The 2016 season has been a rollercoaster so far for the Green Bay Packers. They opened the year with an uncomfortably close win over the Jacksonville Jaguars, only to drop an important division game against the Minnesota Vikings. Two wins after that, they looked lost at home against the Dallas Cowboys. After six weeks, fans are still wondering, “Are the Packers good?”
A 3-2 record is hardly a death sentence, but the Packers are reeling from injuries on both sides of the ball with the bye week already behind them. Drops and uncharacteristic turnovers have led pundits to speculate “what’s wrong with the Green Bay offense.” Perhaps most concerning, all three wins have been by seven points or less and none of the teams they beat have a winning record.
I hope the Packers can turn it around and go on a hot streak like the one that carried them all the way to the Super Bowl in 2010. But if they don’t, I also think it could be to their benefit.
Pack fans, if we’re being very honest with ourselves, we’ve known the team’s struggles for a while. In 2011, going 15-1 did very little to stop an embarrassing loss to the New York Giants in the playoffs. In 2012 and 2013, the defense couldn’t figure out how to contain Colin Kaepernick. Then last year, the Jordy Nelson-less squad limped to a 10-6 record and relinquished the NFC North to the Vikings.
Relative success has been like rose-colored glasses that stopped major changes from being made. How bad can the team really be if they continue to make the playoffs every year? Sure, the defense gave up almost 27 points per game in 2013, but the offense frequently bailed them out.
With Nelson back this year, the excuses are gone and the illusion that the Packers are still as good as they once were may be shattering.

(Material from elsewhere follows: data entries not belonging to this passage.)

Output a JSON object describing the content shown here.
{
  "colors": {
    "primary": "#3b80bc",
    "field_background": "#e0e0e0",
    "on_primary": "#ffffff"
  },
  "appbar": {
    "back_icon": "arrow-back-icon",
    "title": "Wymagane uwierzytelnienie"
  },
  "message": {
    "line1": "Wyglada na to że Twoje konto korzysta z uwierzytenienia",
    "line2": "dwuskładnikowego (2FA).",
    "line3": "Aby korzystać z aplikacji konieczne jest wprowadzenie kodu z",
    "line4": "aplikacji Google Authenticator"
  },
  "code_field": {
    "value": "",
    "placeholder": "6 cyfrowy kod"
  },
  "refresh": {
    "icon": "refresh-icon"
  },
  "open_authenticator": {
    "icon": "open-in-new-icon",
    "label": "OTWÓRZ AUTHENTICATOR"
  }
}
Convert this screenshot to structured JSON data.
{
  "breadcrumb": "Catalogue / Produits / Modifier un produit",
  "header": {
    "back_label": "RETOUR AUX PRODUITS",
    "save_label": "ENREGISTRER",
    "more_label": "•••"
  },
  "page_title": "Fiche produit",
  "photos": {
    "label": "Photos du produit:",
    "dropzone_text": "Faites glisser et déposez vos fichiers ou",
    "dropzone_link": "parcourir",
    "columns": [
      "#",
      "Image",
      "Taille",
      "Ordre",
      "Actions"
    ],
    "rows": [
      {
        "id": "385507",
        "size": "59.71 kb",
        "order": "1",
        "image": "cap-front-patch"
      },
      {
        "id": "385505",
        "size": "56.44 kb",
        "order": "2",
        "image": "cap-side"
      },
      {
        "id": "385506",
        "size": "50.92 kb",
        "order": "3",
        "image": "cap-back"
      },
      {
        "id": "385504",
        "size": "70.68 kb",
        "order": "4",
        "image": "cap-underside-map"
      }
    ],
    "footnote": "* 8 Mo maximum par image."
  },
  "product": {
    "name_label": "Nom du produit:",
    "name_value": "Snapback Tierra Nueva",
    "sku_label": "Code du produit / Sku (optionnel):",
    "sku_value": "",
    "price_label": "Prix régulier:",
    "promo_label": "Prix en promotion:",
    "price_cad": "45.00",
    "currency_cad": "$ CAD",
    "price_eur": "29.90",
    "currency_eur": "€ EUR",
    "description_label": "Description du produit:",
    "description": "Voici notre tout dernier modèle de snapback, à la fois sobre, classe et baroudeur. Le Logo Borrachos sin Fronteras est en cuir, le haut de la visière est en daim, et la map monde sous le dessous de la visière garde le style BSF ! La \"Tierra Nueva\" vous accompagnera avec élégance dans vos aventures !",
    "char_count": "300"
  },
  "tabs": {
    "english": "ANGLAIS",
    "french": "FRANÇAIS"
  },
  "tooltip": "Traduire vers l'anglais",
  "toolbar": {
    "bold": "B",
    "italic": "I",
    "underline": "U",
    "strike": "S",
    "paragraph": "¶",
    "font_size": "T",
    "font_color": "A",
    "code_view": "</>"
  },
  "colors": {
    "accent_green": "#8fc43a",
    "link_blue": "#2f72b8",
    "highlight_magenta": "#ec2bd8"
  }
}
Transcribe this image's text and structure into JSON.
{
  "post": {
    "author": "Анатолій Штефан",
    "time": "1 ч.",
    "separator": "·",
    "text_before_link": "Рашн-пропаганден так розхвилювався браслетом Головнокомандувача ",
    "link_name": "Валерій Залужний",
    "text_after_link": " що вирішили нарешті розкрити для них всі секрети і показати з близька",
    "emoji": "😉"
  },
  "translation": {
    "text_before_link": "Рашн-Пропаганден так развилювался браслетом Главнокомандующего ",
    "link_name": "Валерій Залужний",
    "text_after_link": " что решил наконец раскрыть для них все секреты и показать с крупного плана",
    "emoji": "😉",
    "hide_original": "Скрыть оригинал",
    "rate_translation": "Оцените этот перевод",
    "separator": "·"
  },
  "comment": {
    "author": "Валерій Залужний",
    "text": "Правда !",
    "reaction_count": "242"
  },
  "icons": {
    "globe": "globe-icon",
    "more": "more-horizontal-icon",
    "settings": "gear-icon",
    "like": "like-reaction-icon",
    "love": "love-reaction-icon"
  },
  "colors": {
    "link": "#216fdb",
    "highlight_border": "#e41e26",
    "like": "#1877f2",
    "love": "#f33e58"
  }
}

Every year, players left for retirement or free agency, but Green Bay has struggled to replace them. Donald Driver lost a step as he neared the end of his career, but he was almost always on the field and Aaron Rodgers could trust him.
So far in 2016, Packers not named Nelson or Cobb are only averaging 20.93 receiving yards per game. In comparison, 36-year-old Driver averaged 27.81 receiving yards per game and was out-produced by four Packers in 2011. Finishing lower in the standings this year may be brutal to watch, but higher draft picks are needed.
I’m not going to advocate for the dismissal of any specific coach or player because I respect that Ted Thompson and company know much more than I do. But if missing the playoffs is the wake-up call that leads to a return to Super Bowl form in Green Bay, consider me relaxed.